Build a Network of Suppliers. By being in contact with a variety of manufacturers, you automatically start to develop a network of suppliers, which will help you to build clout with them. Such rapport can put you in a great position to receive further discounts and first availability on new or up-and-coming products.
Diversify. Starting off small is always a good idea when you’re just starting out in the world of online selling. But once you establish your business, you might want to grow and expand it, which means diversifying to sell more products that are related to your current niche. As your brand gains steam, you can opt to try your hand at other products so long as the demand is there.
The Downside to Wholesaling
No business model is perfect. There are a few drawbacks you should be aware of:
Need for Differentiation. Even though selling an already established product can be advantageous, it can also be a disadvantage. You’re not the only one selling these products. They’re not yours and are being sold by other retailers already – perhaps more successfully. This means you’ve got to work a little harder to stand out from the crowd to convince consumers that they should buy through you instead of your competitors.
Minimum Order Rules. Buying wholesale usually means you’re stocking up large quantities of inventory. Although these minimum order numbers will vary from one manufacturer to the next, you’ll still be left to figure out how and where you’ll house all that inventory.
Price Point Rules. While you are free to set your price tag on the products, this can only be done within parameters that may be set by the brand. Certain brands might not want you to offer discounts on their items, which means you have little flexibility when it comes to sales and offers.
There has never been a better time to sell online than in today’s market. Like anything else, a little homework, careful planning and a solid business model can help you jump into the world of online selling. And that could realistically turn into a viable business.

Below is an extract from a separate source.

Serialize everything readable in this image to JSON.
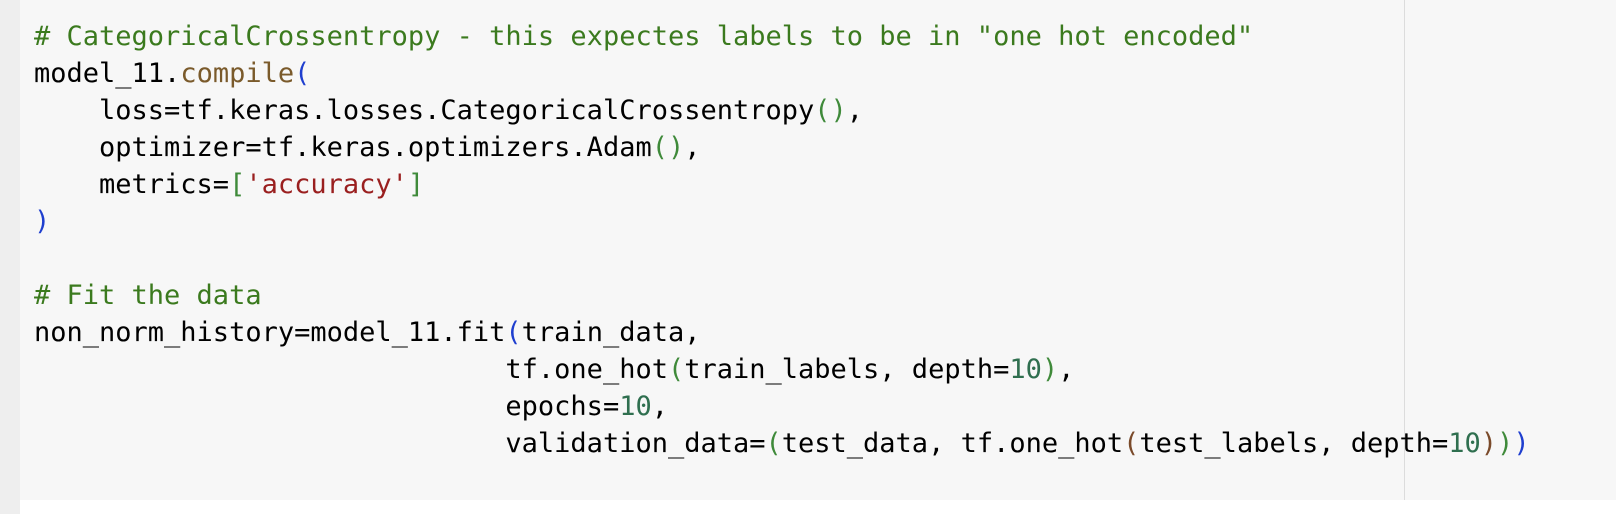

What online store model do you prefer? Is wholesaling the best option, or are you more apt to sell your own creations? Let me know your thoughts in the comments!